Do You Need a Fit to Drive Medical Test?
To make sure everyone on our roads are fit to drive, medical standards set by the government must be satisfied. If you are aged over 75 years or have an injury or health condition that may impact your ability to operate a vehicle, you may be required to get tests done to prove your abilities.
Conditions that may affect road safety
There are a number of conditions which can impair one’s ability to operate a vehicle safely, such as:

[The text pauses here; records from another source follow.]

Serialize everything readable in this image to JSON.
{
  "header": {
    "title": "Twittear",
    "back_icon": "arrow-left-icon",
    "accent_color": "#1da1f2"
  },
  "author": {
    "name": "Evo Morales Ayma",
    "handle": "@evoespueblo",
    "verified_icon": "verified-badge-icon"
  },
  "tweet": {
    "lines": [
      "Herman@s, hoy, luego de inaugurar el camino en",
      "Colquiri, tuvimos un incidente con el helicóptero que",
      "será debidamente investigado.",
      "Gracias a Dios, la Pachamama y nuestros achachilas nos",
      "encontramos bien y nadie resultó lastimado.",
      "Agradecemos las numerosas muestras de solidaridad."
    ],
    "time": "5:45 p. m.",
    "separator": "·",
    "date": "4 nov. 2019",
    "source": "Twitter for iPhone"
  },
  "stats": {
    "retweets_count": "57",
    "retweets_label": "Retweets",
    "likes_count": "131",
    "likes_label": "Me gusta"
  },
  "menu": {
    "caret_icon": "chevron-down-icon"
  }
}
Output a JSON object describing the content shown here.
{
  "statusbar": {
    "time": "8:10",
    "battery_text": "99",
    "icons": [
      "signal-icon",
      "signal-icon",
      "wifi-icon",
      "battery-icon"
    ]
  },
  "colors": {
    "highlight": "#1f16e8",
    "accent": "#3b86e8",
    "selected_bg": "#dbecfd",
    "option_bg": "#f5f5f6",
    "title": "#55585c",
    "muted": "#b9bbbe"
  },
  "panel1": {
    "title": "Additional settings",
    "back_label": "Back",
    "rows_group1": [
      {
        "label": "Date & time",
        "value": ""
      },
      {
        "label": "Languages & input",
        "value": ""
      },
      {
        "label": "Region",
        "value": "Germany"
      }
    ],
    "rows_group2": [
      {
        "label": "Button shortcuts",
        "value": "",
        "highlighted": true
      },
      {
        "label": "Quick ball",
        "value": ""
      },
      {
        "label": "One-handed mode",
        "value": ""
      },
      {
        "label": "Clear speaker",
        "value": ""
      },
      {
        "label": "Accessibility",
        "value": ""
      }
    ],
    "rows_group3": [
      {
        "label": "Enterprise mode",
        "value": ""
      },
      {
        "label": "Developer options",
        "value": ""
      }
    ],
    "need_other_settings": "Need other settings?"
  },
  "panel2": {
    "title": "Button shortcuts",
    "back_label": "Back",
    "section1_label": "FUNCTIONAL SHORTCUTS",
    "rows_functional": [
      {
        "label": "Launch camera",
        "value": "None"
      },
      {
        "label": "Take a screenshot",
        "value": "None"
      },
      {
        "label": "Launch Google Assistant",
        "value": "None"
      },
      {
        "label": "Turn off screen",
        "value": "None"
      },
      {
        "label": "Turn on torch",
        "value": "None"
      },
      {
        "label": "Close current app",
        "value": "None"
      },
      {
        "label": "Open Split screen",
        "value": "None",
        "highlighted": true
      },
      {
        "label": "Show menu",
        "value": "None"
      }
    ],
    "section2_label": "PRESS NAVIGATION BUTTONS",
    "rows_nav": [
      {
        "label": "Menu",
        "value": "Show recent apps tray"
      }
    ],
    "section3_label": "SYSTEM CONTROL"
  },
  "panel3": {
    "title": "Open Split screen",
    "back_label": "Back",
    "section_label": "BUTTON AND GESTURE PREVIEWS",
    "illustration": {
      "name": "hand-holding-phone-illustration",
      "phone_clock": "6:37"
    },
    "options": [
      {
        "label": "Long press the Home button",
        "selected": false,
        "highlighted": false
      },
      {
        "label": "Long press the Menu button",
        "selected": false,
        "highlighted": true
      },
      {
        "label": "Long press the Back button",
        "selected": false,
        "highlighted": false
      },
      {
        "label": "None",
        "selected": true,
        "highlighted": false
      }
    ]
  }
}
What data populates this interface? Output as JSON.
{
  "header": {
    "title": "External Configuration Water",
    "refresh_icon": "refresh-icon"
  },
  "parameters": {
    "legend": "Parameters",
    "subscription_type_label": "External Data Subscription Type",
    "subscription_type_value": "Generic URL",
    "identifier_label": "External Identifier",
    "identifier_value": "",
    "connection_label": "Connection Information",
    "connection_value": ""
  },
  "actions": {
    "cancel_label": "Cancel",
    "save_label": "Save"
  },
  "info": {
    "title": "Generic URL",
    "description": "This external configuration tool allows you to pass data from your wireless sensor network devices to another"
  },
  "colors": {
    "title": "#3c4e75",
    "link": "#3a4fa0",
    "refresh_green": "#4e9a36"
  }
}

Poor vision, monocular vision, glaucoma, mascular degeneration and cataracts are just some of the eye conditions which can impair your ability to safely use a vehicle. These issues can put you at a higher risk of crashing, especially when overtaking or pulling in or out of traffic, and can make it harder to read signs. If you have a vision problem you may need to get a fit to drive medical assessment done.
Dementia is a slow, irreversible loss of one’s mental abilities. It can create a myriad of road safety concerns, which get worse over time. If you have dementia you should visit your GP regularly to talk about your fit to drive medical abilities. You might also want to speak to your family to help transition from using a private car to some other kind of transport.
If you have epilepsy, you will only be given a licence if you have had no seizures for a minimum of one year (or ten years if you use a commercial vehicle). Your licence will have a condition on it and you will need to go through regular fit to drive medical reviews to keep it valid.
Hearing loss and deafness don’t generally impair your ability to use a private vehicle, however if you use a commercial vehicle you will be affected by hearing standards, and will need to undergo regular reviews with an audiologist or ENT specialist.
As we get older, things we once took for granted can start to decline – things like vision, hearing, strength, coordination and motor reflexes often get weaker as we age. This is why once you are aged 75 you are required to have an annual fit to drive medical review, to prove you are able to operate a vehicle safely. The RMS will mail you a form 8 weeks before your next birthday which your GP will need to complete.
Injuries & illness
If you have a long-term injury or illness you are legally required to tell the RMS. If you do not and you are in a road accident, you might be prosecuted and your insurance mightn’t cover you.
Many fit to drive medical forms are able to be completed and submitted to the RMS online via your GP or specialist. This makes the process much more efficient and faster and means you don’t have to go to a service centre in order to finish your assessment.
Your GP can give you advice regarding how your conditions might impair your ability to operate a vehicle, as well as give you tips for managing and overcoming them. However, the RMS is responsible for the final decision regarding whether or not to issue you a licence.
The RMS will consider your GP’s and specialist’s fit to drive medical advice, as well as factors like accident history and your type of vehicle (e.g. private car vs commercial truck). You might be given a conditional licence and be required to use vehicle aids in order to continue using the roads.